_Prompt_: Go through the data line by line. Copy each one holding the string "date".

── The records ──

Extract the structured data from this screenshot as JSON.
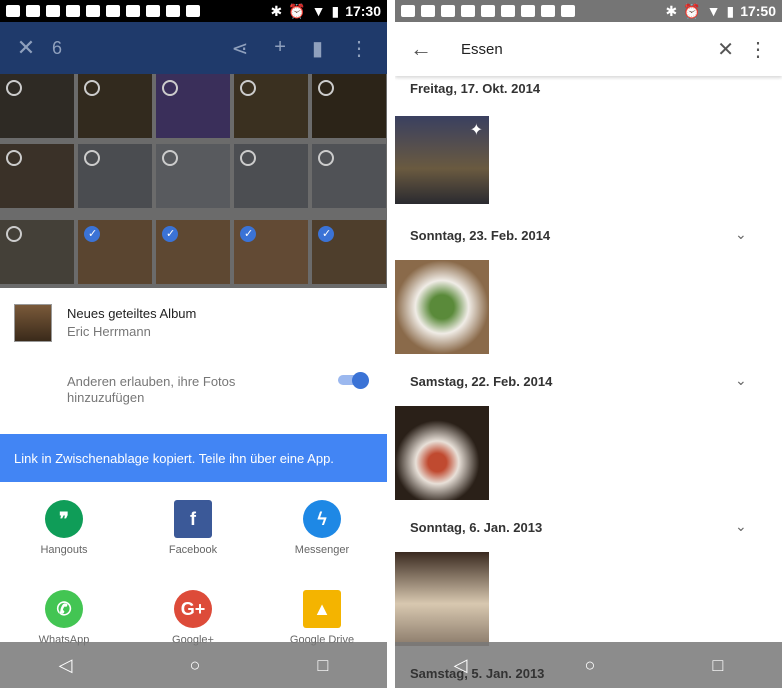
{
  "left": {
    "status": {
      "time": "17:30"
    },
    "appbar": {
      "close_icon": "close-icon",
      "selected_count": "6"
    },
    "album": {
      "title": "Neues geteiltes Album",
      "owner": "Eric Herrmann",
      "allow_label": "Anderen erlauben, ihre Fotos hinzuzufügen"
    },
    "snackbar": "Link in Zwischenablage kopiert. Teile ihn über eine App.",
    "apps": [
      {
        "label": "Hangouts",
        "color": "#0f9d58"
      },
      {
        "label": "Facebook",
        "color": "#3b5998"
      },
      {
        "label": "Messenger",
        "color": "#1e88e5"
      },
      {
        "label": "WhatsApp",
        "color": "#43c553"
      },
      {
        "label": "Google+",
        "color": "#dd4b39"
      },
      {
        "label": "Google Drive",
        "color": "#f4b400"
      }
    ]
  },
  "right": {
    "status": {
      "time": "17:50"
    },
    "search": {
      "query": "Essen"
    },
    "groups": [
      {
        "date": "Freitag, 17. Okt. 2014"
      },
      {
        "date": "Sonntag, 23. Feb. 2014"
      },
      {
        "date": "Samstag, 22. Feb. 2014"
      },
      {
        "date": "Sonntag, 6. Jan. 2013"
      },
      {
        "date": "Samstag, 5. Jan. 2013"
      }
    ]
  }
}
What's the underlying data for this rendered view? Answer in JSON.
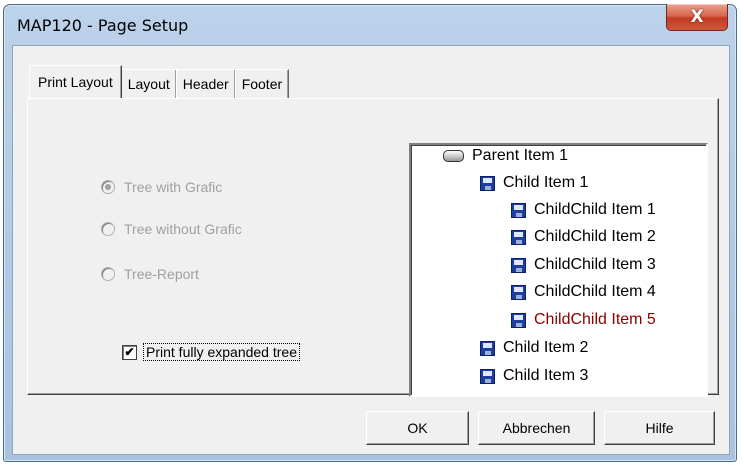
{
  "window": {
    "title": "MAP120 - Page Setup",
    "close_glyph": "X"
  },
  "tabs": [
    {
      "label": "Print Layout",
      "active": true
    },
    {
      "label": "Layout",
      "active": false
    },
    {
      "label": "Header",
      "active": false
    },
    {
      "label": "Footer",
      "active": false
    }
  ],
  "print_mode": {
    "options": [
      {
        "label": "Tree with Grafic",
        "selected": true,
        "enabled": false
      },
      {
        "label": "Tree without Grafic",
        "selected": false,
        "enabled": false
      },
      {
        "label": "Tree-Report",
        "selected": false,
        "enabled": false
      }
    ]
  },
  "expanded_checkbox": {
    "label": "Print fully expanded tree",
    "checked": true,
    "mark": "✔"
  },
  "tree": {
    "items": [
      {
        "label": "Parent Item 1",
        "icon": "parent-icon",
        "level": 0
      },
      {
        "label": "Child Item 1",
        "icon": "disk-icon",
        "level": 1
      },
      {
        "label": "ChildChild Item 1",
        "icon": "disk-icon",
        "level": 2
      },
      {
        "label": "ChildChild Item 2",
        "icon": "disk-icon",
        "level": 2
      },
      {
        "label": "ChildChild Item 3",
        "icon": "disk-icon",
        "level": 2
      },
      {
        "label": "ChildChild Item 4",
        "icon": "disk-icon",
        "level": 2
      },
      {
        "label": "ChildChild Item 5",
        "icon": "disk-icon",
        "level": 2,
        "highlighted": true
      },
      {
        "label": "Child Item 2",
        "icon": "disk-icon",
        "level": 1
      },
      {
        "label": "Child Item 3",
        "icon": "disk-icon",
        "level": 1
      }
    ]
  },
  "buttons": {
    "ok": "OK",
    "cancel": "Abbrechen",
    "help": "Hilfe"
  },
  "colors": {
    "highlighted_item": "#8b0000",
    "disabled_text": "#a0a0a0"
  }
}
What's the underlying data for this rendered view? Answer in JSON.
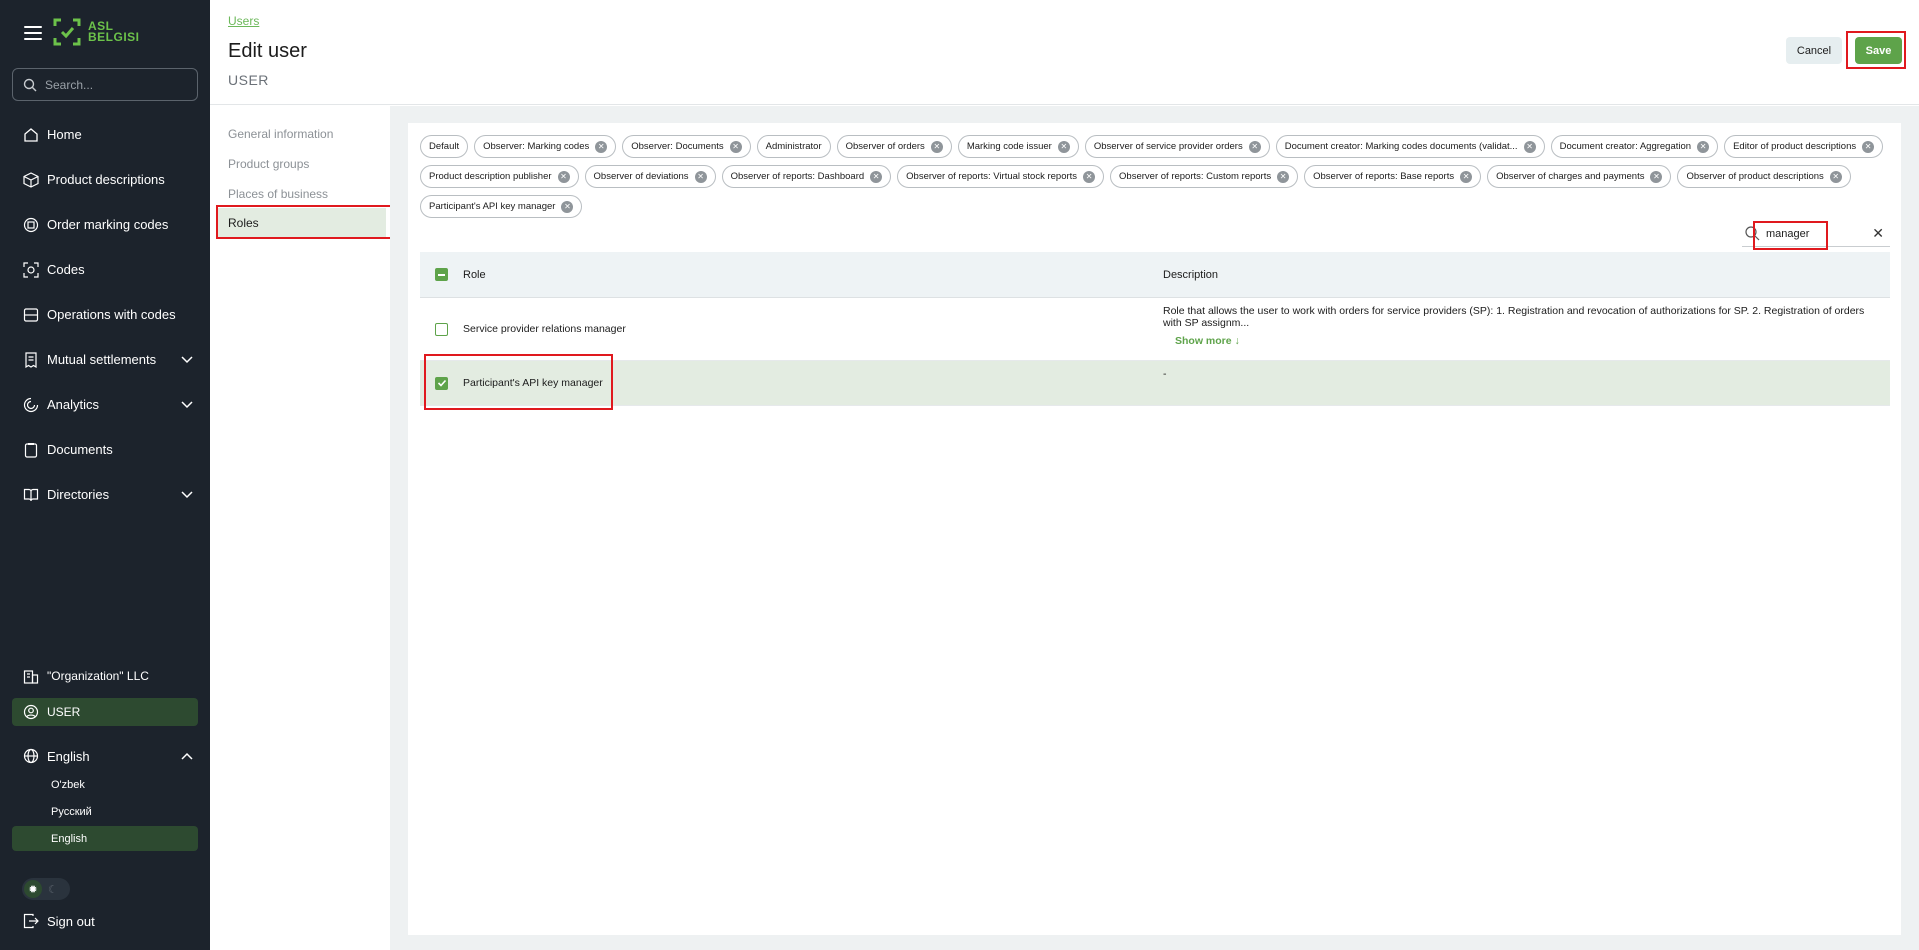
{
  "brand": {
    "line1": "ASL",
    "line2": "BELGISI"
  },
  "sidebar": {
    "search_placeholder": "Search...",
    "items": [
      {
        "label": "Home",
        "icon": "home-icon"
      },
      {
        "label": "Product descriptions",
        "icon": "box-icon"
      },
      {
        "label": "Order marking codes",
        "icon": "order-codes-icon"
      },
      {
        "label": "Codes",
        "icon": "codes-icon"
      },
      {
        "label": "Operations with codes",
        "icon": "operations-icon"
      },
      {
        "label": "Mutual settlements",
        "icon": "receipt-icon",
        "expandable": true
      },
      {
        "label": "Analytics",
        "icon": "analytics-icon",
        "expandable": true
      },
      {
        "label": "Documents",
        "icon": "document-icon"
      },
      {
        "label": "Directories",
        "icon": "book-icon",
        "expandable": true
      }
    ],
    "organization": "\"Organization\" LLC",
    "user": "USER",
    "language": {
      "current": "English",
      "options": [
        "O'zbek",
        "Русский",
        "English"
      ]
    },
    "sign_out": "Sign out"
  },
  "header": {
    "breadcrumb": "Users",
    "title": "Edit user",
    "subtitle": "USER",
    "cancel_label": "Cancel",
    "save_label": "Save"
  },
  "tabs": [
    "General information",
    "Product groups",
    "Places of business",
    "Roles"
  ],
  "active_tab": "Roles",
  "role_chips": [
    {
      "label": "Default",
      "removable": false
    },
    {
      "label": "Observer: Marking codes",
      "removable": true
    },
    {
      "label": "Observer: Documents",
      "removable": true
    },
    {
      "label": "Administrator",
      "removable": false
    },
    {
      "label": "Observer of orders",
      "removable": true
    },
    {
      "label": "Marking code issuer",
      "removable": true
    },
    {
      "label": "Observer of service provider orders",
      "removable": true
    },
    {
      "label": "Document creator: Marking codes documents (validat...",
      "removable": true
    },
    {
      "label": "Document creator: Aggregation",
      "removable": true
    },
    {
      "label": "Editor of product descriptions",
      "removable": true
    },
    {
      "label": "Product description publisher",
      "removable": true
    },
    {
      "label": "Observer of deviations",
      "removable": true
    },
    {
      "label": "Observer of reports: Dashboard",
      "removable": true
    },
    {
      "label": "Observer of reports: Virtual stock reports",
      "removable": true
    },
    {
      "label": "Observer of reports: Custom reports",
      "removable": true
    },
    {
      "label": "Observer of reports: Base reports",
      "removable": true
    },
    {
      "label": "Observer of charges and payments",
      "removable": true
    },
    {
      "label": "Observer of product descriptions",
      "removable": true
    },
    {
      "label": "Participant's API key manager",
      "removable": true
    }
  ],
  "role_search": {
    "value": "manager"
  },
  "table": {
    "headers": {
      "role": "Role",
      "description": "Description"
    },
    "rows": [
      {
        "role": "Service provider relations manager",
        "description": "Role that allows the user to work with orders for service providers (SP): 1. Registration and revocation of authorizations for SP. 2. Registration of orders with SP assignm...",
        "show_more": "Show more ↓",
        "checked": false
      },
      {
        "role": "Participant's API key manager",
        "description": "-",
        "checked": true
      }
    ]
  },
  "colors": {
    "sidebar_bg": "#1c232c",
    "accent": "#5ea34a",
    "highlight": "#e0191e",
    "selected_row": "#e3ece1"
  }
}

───

_Expected output_:
        "date": "Freitag, 17. Okt. 2014"
        "date": "Sonntag, 23. Feb. 2014"
        "date": "Samstag, 22. Feb. 2014"
        "date": "Sonntag, 6. Jan. 2013"
        "date": "Samstag, 5. Jan. 2013"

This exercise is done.